  Monika is a beautiful little girl. St. Nicholas found out she does well at school and so she was given presents. Several hundred children yelled under the windows. We stepped out on the balcony. Joyful noise of the children echoed over Prosek. Only St. Nicholas sadly remarked between his blessing of the crowd:
  „If they only knew whom they’re waving to.”
  The children, of course, like in so many cases, did not know. I was waving with my peacock feather, thinking about hostages, terrorism, innocence, responsibility, and about a way how to live in this world so I that my soul would wear what I’m wearing now on my body.
  Later, our car broke down. I had to get out in my angel garb and crawl under the hellish machine to change a hose. St. Nicholas caught a chill and he was coughing and pacing around. Several cars had stopped. Not to help an angel but to tell us they have children at home and would pay a hundred korunas. They just can’t weight their conscience against their child’s happiness. All they have is a hundred koruna bill - a reward for their tipping of the scale. We continued on our way to the Uhl’s household. We entered the building and completely out of style we took the elevator to the fifth floor. As soon as we opened the elevator door the lightning began. Satan (sorry, mistype) State Security had posted a photographer in the stairwell.

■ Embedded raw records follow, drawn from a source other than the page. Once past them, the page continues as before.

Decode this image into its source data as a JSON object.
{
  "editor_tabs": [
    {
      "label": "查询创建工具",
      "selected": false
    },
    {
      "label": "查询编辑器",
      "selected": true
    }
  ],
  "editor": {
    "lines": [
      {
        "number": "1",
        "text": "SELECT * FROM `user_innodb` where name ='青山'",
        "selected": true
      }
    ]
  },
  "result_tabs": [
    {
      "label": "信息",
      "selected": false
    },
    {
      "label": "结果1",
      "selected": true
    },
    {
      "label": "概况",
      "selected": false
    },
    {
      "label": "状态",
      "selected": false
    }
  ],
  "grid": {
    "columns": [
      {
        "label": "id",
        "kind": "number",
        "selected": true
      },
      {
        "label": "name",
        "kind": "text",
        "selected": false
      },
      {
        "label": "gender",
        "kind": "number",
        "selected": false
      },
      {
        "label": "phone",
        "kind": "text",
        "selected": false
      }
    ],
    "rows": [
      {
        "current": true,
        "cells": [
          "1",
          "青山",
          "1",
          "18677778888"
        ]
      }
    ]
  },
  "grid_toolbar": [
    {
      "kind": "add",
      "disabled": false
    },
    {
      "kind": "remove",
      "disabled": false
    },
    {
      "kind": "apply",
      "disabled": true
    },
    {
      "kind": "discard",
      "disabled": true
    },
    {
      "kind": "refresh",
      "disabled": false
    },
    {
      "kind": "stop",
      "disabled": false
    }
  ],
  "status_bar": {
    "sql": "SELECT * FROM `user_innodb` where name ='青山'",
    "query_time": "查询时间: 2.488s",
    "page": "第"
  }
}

Two six-foot uniforms in front of the door had brown eyes. The Devil wanted to ring the bell. The policeman covered the bell with his body and said:
  „Show your I.D. first.”

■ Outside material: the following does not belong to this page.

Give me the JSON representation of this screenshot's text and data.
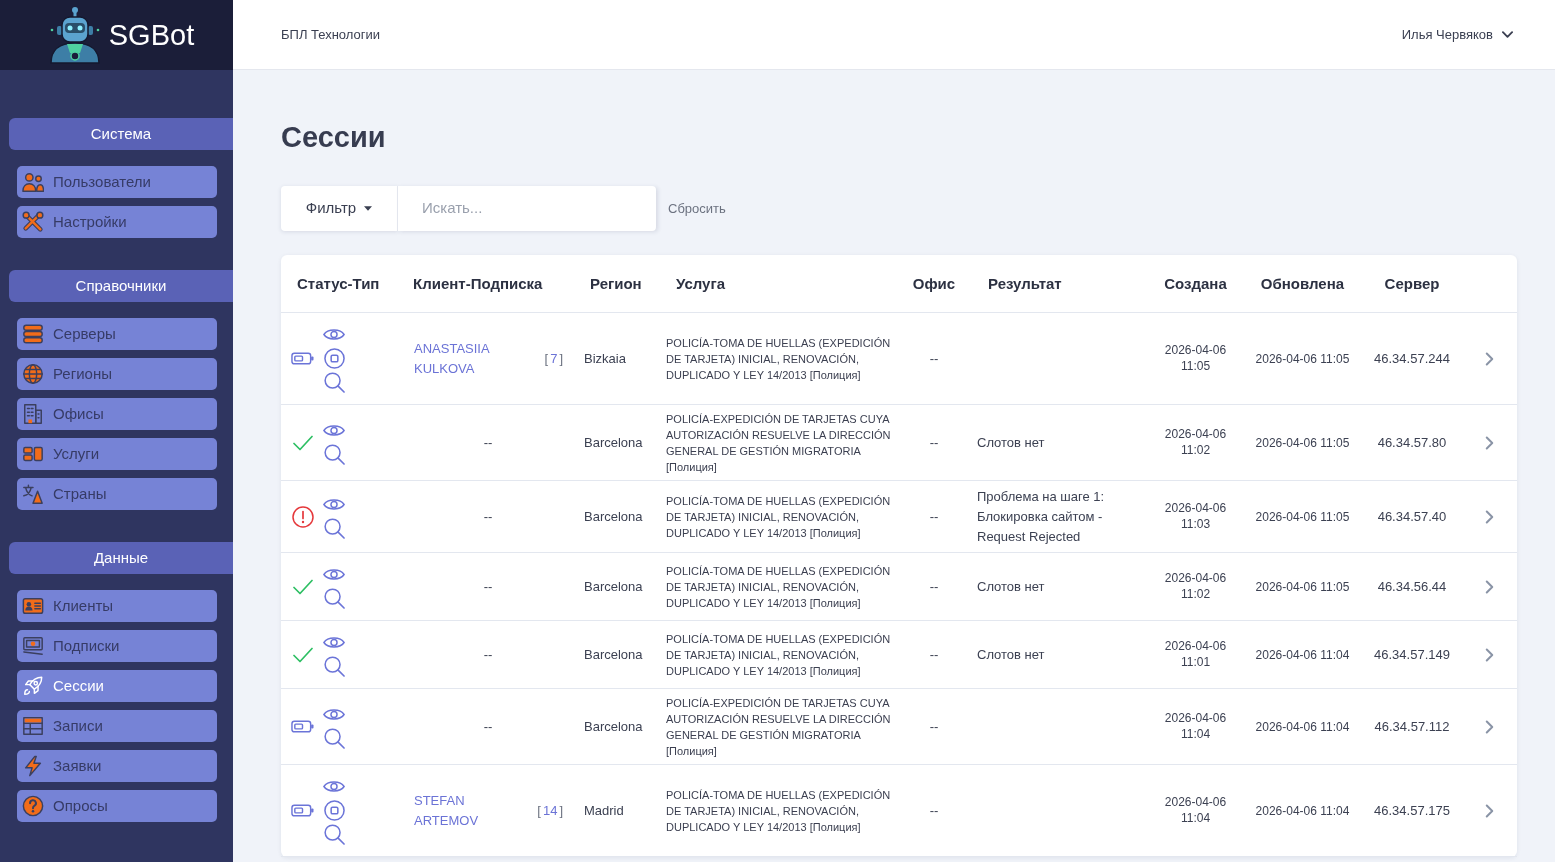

  „What for? I don’t know of such a law. We brought St. Nicholas for the children.” The Devil was pissed.
  „Your Identification Card.” The one-color costume said to our multi-colored costumes, standing his ground.

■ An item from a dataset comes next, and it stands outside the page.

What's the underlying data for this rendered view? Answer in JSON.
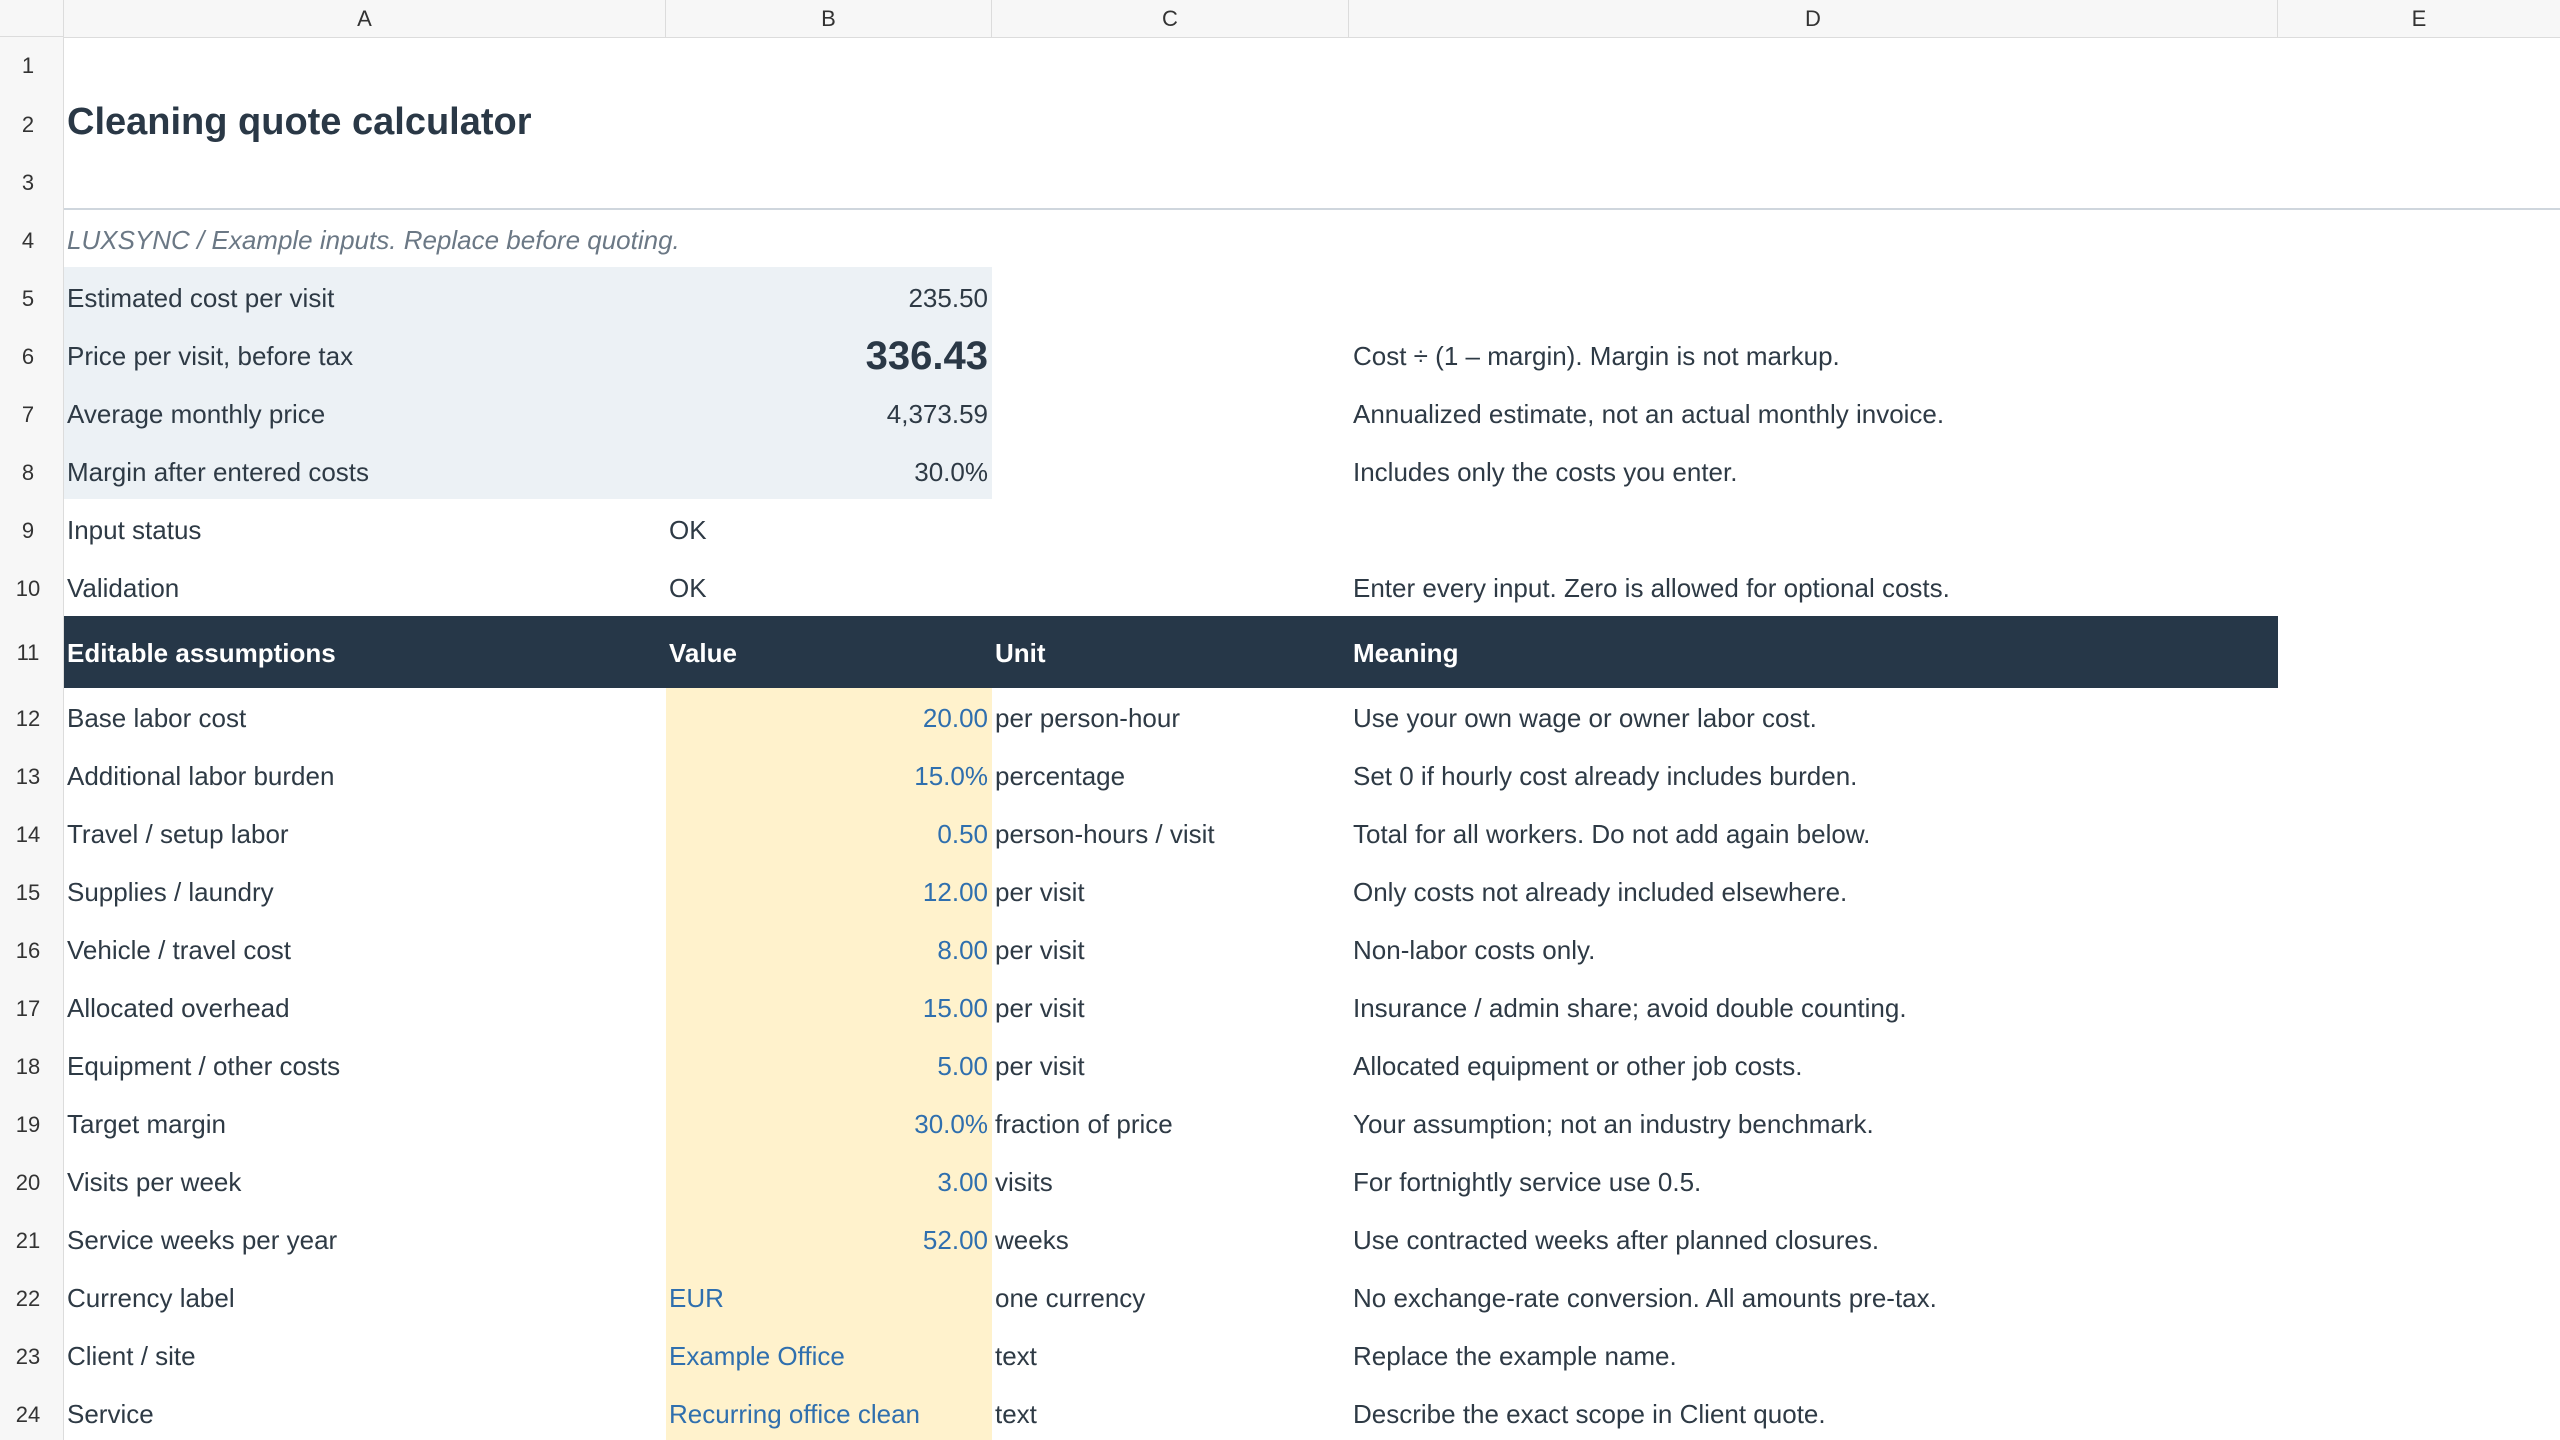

  The photographer in the stairwell was shooting away, one flash of lightning after another like before a major storm. I piped heavenly tunes on my wooden recorder, dodging the evil encounters. Petr’s wife heard the noise in the hall and opened the door, holding little Pavlíček on one arm. The two-year-old boy started to cry. Dad Petr was not at home. Who are they guarding, then? It gave me chills. I’m thinking about that all day long. When they started to guard the home of little Pavlíček, the police decided no more than three persons could come visit their flat at any given time. There were three of us so three other folks who were already inside had to step out into the hall for the duration of the St. Nicholas’s visit.
  „But I’m just in the middle of nursing my baby,” protested a girl as she was leaving the flat, buttoning up her blouse.. The brown-eyed law in green cloth did not budge. People leaving and entering the flat caused a congestion in the small hall. We came in. There was a very small child laying on the couch. Hanka with Pavlíček sat down next to the baby. Neither could be pacified. Even our Devil took off his mask.
  „Pavlíček, I’m not a devil, it’s all just for fun.”
  The child kept on crying, somehow sensing the presence of the evil one. Totally out of character I lighted up a cigarette, and walked to the bathroom to wash my hands. It occurred to me that, according to the Old Testament, even an angel has a right to hate. Only St. Nicholas did not fall out of his character, calmed Pavlíček down, and gave him the presents. In the meantime, more beings arrived from downstairs with an official inquiry:
  „What kind of a bordello is this?” ***)
  They interpreted the folk tradition in their own way. Not one of the innocents in the crowded hallway felt the need to dignify them with an answer. One only needed to look around.
  A terrorist thrives as a parasite on that which gives our lives a meaning: the innocence, vulnerability, and freedom.

  December 10, 1977

*) a prominent dissident writer
**) a burly character actor who had appeared in films banned during the years of the Normalization.
***) Czech word bordel used to depict a chaotic mess